Bing says spelling and grammar does affect rankings
Site owners warned against too many typos
A senior figure at Bing has suggested that sites which consistently include poor spelling and grammar will see their search rankings suffer as a result.
Senior product manager Duane Forrester suggested that while “mistakes happen”, if errors occur too frequently it is likely to put off a reader. As such, he argues, it would be unfair to have pages with poor spelling and grammar ranking above those that offer word-perfect content.
Mr Forrester went on to put forward the theory that if a reader encounters a typo, their thoughts are likely to be dominated by that as they read. This poses the risk that they will fail to properly absorb your message and perhaps stop reading the piece.
His ideas were met with a lukewarm reception from some users, with one commenter saying Bing could end up penalising English-language sites written by someone for whom English is a second language.
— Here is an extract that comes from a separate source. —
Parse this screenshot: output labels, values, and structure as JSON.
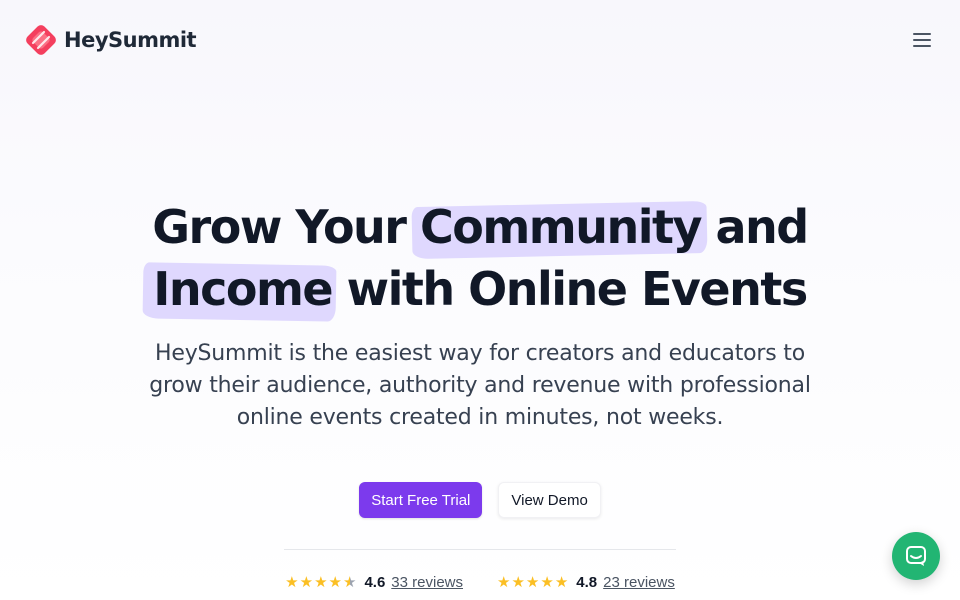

They argued that if a site is created that promotes a good product, grammar should be a secondary consideration.
Will other search engines follow Bing’s example?
With Bing’s stance now clear, site owners will be interested to see if other search engines follow suit.
The policy of Google, which last month (January 2014) held nearly 89 per cent of the UK search market share, will naturally be of primary interest to many.
While the Panda algorithm was designed specifically to combat low quality pages, it is not clear how much weight is placed solely on spelling and grammar.
Earlier this month, Google’s webspam chief Matt Cutts was asked about whether or not poorly spelled user comments could negatively impact upon the quality of a page and cause a rankings hit.
His response was that while sites should not accept comments that are obviously spam, it is sufficient to look after your own content without the need to correct user comments.
Rachel Hand, head of content at theEword, said: “All websites should aim to produce content using good spelling and grammar. Regardless of how search engines respond to mistakes, you can easily put users off if your pages are full of errors.”